NY ski numbers rise despite pandemic challenges

A snowboarder cruises down Whiteface Mountain. (Provided photo — ORDA)

It seems like a paradox, but it’s true. New York ski areas generally reported more skiers than usual this winter — in some cases many more — despite challenges such as state-imposed capacity restrictions meant to slow coronavirus spread.

This pandemic winter was good to the downhill ski areas New York state owns: Whiteface and Gore in the Adirondacks and Belleayre in the Catskills. All together, skier and snowboarder visits were up 14% over the previous winter (up to 580,000), and season pass sales were up 25%, according to officials with the state Olympic Regional Development Authority, which runs these and other winter sports venues.

Belleayre really set the pace. Visitation at this mountain in Highmount, a two-and-a-half-hour drive north of Manhattan, soared by 28.12%, according to ORDA spokesperson Elise Ruocco. It was the highest attendance since ORDA took the mountain over from the state Department of Environmental Conservation in 2012, she added.

Whiteface Mountain, in Wilmington, saw visitation rise 10.65%, and Gore, in North Creek, jumped 9.83%, Ruocco said.

That popularity defied some serious challenges.

First was capacity restrictions. Back in the fall, the state required ski areas to reduce the maximum number of people they let in by 25% outdoors and 50% indoors. Those limits never changed all winter, Ruocco said. Furthermore, all visitors had to reserve ahead of time. Spontaneous Lake Placid visitors could no longer just show up at the Whiteface ticket counter and get skiing.

Second, the continued closure of the U.S.’s northern border (now in its 14th month) meant no Canadians, who normally come to the Adirondack ski areas especially.

Third, winter started late, which meant ski areas missed out on the busy Thanksgiving weekend. Whiteface and Gore normally open for the season sometime in November, but in 2020 they didn’t open until Dec. 5, and Belleayre didn’t open until Dec. 9, according to Ruocco. And while this season didn’t end as early as the pandemic forced it to last year, it didn’t have a longer-than-normal tail end, either. Whiteface and Gore closed April 10, Belleayre April 6.

“It was unclear in the beginning of the season how things would transpire, but with all of our safety protocols in place, we saw great success, not only visitation but in the safety of our staff and guests,” Ruocco said. “We were very pleased overall, across all of our mountains and Olympic venues.”

Scott Brandi, president of the SKI/NY trade group, told the Times Union of Albany that while many ski areas don’t like to share detailed numbers, New York’s 43 ski centers — which he said is the most of any state — would likely total abut 4 million skier-snowboarder visits this winter, up from 3.7 million the season before.

Why the increase, despite these challenges? Many people in New York’s ski industry have attributed it to New York skiers staying in New York rather than flying to western resorts or driving to Vermont, where visitor restrictions deterred out-of-staters. Vermont dropped those quarantine rules in April.

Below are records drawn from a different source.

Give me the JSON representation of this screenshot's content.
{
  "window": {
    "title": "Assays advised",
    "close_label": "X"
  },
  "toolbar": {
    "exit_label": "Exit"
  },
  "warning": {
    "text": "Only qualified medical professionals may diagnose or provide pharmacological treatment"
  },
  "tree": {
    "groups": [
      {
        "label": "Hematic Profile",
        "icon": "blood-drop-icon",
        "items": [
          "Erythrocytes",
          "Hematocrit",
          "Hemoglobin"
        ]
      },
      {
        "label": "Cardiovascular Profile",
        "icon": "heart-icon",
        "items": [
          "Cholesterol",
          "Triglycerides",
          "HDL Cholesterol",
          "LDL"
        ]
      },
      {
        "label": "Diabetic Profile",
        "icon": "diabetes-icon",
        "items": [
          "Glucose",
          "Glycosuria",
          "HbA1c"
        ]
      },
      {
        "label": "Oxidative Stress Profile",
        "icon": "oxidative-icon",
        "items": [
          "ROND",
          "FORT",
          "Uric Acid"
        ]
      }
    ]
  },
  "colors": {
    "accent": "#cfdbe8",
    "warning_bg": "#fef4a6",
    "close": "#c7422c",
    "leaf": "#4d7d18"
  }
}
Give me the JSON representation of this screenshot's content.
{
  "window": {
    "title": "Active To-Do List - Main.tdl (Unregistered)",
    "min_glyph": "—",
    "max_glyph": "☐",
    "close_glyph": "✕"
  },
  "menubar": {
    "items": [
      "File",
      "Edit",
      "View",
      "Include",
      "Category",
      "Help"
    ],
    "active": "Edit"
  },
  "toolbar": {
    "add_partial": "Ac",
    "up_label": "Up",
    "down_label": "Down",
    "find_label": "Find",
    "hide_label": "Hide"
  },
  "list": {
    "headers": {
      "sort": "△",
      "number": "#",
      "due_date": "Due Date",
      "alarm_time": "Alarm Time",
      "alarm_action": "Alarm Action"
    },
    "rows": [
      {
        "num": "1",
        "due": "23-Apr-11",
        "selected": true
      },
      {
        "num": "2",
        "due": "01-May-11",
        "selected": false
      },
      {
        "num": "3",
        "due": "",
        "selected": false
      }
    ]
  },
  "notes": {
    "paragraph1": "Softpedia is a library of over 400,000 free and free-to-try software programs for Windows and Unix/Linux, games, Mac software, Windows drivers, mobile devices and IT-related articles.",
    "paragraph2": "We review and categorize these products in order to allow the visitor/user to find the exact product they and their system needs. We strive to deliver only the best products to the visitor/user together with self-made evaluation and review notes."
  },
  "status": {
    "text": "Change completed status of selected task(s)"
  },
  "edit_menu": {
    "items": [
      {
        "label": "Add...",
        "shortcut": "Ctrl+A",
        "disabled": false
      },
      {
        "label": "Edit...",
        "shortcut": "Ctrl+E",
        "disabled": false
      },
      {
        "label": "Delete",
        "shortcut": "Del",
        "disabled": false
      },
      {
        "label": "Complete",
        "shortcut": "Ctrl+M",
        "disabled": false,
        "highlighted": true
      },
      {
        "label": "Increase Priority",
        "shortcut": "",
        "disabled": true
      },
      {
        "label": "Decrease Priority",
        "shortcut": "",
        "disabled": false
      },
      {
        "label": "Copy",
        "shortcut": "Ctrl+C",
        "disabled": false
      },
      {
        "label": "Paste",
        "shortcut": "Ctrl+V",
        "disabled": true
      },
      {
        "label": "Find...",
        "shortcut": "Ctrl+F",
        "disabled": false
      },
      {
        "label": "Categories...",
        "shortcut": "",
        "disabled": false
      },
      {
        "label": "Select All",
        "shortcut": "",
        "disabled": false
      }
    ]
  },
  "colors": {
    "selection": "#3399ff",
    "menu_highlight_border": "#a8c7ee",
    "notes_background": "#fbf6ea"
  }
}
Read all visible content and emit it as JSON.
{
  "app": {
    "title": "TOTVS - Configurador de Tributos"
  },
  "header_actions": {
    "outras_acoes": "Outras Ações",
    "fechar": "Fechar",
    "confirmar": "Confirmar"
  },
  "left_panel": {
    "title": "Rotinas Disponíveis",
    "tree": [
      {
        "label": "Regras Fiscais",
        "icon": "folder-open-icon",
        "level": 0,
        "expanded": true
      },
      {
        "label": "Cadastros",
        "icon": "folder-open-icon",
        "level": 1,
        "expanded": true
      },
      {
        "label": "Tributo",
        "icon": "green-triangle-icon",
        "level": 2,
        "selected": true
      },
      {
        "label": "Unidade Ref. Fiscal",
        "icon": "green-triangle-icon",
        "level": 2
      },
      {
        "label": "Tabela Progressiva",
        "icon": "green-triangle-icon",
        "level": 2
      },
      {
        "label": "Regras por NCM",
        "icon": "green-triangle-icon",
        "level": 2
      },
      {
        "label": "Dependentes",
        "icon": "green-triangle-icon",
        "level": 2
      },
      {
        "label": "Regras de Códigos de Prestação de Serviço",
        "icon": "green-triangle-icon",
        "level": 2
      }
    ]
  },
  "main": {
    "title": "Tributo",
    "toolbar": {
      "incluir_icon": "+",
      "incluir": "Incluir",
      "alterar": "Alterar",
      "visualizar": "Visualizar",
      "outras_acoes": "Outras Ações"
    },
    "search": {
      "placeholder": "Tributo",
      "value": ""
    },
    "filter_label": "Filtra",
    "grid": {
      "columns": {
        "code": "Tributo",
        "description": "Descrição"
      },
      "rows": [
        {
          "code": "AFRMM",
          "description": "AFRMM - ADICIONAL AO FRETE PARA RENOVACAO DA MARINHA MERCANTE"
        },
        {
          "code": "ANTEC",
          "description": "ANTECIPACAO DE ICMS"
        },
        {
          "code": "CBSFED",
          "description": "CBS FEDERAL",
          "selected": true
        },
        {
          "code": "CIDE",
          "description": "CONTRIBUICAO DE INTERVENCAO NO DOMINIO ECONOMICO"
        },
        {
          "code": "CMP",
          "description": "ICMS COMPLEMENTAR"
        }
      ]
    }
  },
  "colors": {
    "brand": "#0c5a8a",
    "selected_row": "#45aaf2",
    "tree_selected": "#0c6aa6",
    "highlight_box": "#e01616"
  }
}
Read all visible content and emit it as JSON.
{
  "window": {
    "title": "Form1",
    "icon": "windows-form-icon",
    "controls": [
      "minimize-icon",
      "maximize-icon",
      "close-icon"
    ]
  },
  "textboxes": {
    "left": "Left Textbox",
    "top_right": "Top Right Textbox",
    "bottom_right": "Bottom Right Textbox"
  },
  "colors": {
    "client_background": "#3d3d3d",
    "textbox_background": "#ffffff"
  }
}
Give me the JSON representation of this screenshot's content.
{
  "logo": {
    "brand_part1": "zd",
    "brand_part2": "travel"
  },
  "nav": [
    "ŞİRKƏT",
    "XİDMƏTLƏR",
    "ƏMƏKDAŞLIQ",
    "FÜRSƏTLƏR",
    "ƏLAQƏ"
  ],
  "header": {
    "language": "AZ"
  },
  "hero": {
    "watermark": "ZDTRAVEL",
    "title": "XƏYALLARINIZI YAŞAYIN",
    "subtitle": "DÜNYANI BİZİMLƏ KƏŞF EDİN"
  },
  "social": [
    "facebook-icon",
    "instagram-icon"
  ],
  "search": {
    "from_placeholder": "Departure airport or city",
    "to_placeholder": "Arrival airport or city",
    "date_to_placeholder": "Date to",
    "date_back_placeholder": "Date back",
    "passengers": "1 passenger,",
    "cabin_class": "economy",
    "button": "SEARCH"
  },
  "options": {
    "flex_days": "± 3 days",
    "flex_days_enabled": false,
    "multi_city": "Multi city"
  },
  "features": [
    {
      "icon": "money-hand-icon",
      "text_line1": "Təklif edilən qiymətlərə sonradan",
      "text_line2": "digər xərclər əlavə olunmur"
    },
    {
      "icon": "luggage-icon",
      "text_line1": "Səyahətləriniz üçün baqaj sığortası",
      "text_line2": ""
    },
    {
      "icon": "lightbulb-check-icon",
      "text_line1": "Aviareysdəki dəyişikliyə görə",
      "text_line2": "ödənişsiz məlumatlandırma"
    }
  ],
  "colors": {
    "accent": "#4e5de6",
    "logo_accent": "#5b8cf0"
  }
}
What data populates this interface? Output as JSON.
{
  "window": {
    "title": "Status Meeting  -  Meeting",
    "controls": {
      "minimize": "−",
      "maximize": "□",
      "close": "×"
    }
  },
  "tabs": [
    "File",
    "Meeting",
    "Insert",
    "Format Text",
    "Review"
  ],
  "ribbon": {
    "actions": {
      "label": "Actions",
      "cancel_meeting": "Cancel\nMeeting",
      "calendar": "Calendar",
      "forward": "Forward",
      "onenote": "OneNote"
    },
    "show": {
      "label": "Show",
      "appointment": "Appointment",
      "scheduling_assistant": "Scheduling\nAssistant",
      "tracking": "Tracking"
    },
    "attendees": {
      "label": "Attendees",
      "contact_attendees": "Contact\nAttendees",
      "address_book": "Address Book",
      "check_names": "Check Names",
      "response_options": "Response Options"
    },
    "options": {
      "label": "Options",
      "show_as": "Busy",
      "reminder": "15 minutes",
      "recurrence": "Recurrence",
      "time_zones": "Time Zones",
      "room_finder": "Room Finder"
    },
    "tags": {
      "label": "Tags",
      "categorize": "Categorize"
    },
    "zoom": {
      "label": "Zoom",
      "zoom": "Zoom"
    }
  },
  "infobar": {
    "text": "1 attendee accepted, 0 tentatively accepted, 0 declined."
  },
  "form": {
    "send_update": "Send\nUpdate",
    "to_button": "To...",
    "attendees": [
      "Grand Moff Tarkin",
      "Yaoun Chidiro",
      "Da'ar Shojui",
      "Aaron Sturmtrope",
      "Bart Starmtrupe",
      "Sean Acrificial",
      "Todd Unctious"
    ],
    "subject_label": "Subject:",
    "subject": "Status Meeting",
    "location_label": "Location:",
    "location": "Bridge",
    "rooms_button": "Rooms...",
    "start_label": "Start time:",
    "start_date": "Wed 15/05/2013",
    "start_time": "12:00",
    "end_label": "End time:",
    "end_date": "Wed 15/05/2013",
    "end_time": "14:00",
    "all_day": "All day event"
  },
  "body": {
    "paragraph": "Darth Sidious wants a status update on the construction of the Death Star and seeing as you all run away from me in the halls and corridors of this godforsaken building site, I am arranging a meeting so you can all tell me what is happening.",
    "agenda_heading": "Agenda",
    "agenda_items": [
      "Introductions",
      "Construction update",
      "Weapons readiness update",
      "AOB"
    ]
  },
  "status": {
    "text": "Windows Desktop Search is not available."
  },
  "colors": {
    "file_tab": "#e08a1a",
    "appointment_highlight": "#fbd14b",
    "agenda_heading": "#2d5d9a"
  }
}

Both Ruocco and Bruce Monette III, brand ambassador at Titus Mountain Family Ski Center in Chasm Falls south of Malone, said they thought their venues benefited from Vermont’s limits.

Titus is just 18 miles south of the border and normally draws many Canadians.

“While we missed Canadians, we did see many more in-state visitors, first-time skiers or people that haven’t skied in many years getting back into the sport,” Monette told the Malone Telegram.

Weather was also a factor, he said. While there was less snowfall this winter than usual, he noted that there were no mid-winter thaws, so snow conditions stayed good.

“Overall, it was a wonderful season,” he said.